Health-related conflicts: Dealing with illness or honoring medical/dental appointments.
Overslept: Falling asleep in rooms, newsrooms, etc.
Funeral: Coping with death of parents, relatives, friends, associates.
What surprised me was how reasons for missing class at Iowa State in 2012 were so similar to reasons at Ohio in 1992-2003. The world has changed so much since then, especially in the digital classroom. Nobody missed class because of Facebook, for instance. In fact, the only technology-related absence concerned a student missing class from Oct. 29 through Nov. 2 to attend a Microsoft conference in Seattle.
To view reasons for missing class in a downloadable chart, click here.
Also consider this: Stringent attendance policies may be necessary in small workshops, labs or other group-related classes. I get that. I also know we’re very good at finding reasons why students should attend our classes but usually not very informed about why they actually skip.

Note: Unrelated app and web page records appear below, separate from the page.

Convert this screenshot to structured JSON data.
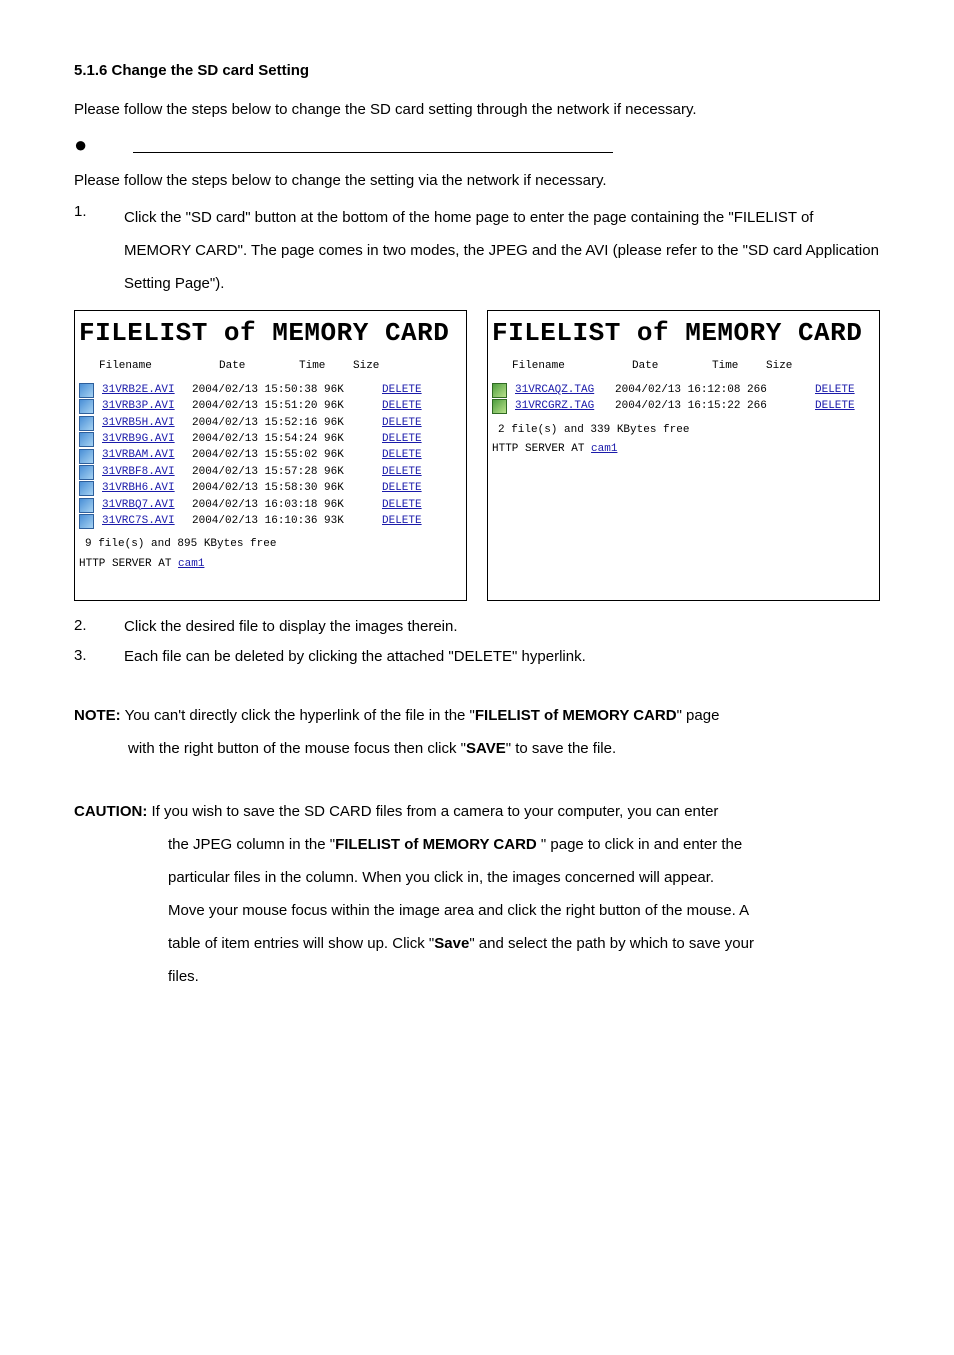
{
  "heading": "5.1.6  Change the SD card Setting",
  "intro1": "Please follow the steps below to change the SD card setting through the network if necessary.",
  "intro2": "Please follow the steps below to change the setting via the network if necessary.",
  "step1_num": "1.",
  "step1_txt": "Click the \"SD card\" button at the bottom of the home page to enter the page containing the \"FILELIST of MEMORY CARD\". The page comes in two modes, the JPEG and the AVI (please refer to the \"SD card Application Setting Page\").",
  "step2_num": "2.",
  "step2_txt": "Click the desired file to display the images therein.",
  "step3_num": "3.",
  "step3_txt": "Each file can be deleted by clicking the attached \"DELETE\" hyperlink.",
  "panel_title": "FILELIST of MEMORY CARD",
  "hdr_fn": "Filename",
  "hdr_dt": "Date",
  "hdr_tm": "Time",
  "hdr_sz": "Size",
  "left_files": [
    {
      "name": "31VRB2E.AVI",
      "dt": "2004/02/13 15:50:38 96K"
    },
    {
      "name": "31VRB3P.AVI",
      "dt": "2004/02/13 15:51:20 96K"
    },
    {
      "name": "31VRB5H.AVI",
      "dt": "2004/02/13 15:52:16 96K"
    },
    {
      "name": "31VRB9G.AVI",
      "dt": "2004/02/13 15:54:24 96K"
    },
    {
      "name": "31VRBAM.AVI",
      "dt": "2004/02/13 15:55:02 96K"
    },
    {
      "name": "31VRBF8.AVI",
      "dt": "2004/02/13 15:57:28 96K"
    },
    {
      "name": "31VRBH6.AVI",
      "dt": "2004/02/13 15:58:30 96K"
    },
    {
      "name": "31VRBQ7.AVI",
      "dt": "2004/02/13 16:03:18 96K"
    },
    {
      "name": "31VRC7S.AVI",
      "dt": "2004/02/13 16:10:36 93K"
    }
  ],
  "left_summary": "9 file(s) and 895 KBytes free",
  "right_files": [
    {
      "name": "31VRCAQZ.TAG",
      "dt": "2004/02/13 16:12:08 266"
    },
    {
      "name": "31VRCGRZ.TAG",
      "dt": "2004/02/13 16:15:22 266"
    }
  ],
  "right_summary": "2 file(s) and 339 KBytes free",
  "server_prefix": "HTTP SERVER AT ",
  "server_link": "cam1",
  "delete_label": "DELETE",
  "note_label": "NOTE:",
  "note_text1": " You can't directly click the hyperlink of the file in the \"",
  "note_bold1": "FILELIST of MEMORY CARD",
  "note_text2": "\" page",
  "note_line2a": "with the right button of the mouse focus then click \"",
  "note_bold2": "SAVE",
  "note_line2b": "\" to save the file.",
  "caution_label": "CAUTION:",
  "caution_text1": " If you wish to save the SD CARD files from a camera to your computer, you can enter",
  "caution_l2a": "the JPEG column in the \"",
  "caution_l2bold": "FILELIST of MEMORY CARD ",
  "caution_l2b": "\" page to click in and enter the",
  "caution_l3": "particular files in the column. When you click in, the images concerned will appear.",
  "caution_l4": "Move your mouse focus within the image area and click the right button of the mouse. A",
  "caution_l5a": "table of item entries will show up. Click \"",
  "caution_l5bold": "Save",
  "caution_l5b": "\" and select the path by which to save your",
  "caution_l6": "files."
}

In the end, it’s their tuition dollar and their grade.
As I explained to my class, my attendance policy may look lenient at first blush, but I also can document that students with the fewest absences also almost always boast the highest grades. There is a correlation there, and I have the data to prove it.
Michael Bugeja is director of the Greenlee School of Journalism and Communication at Iowa State University.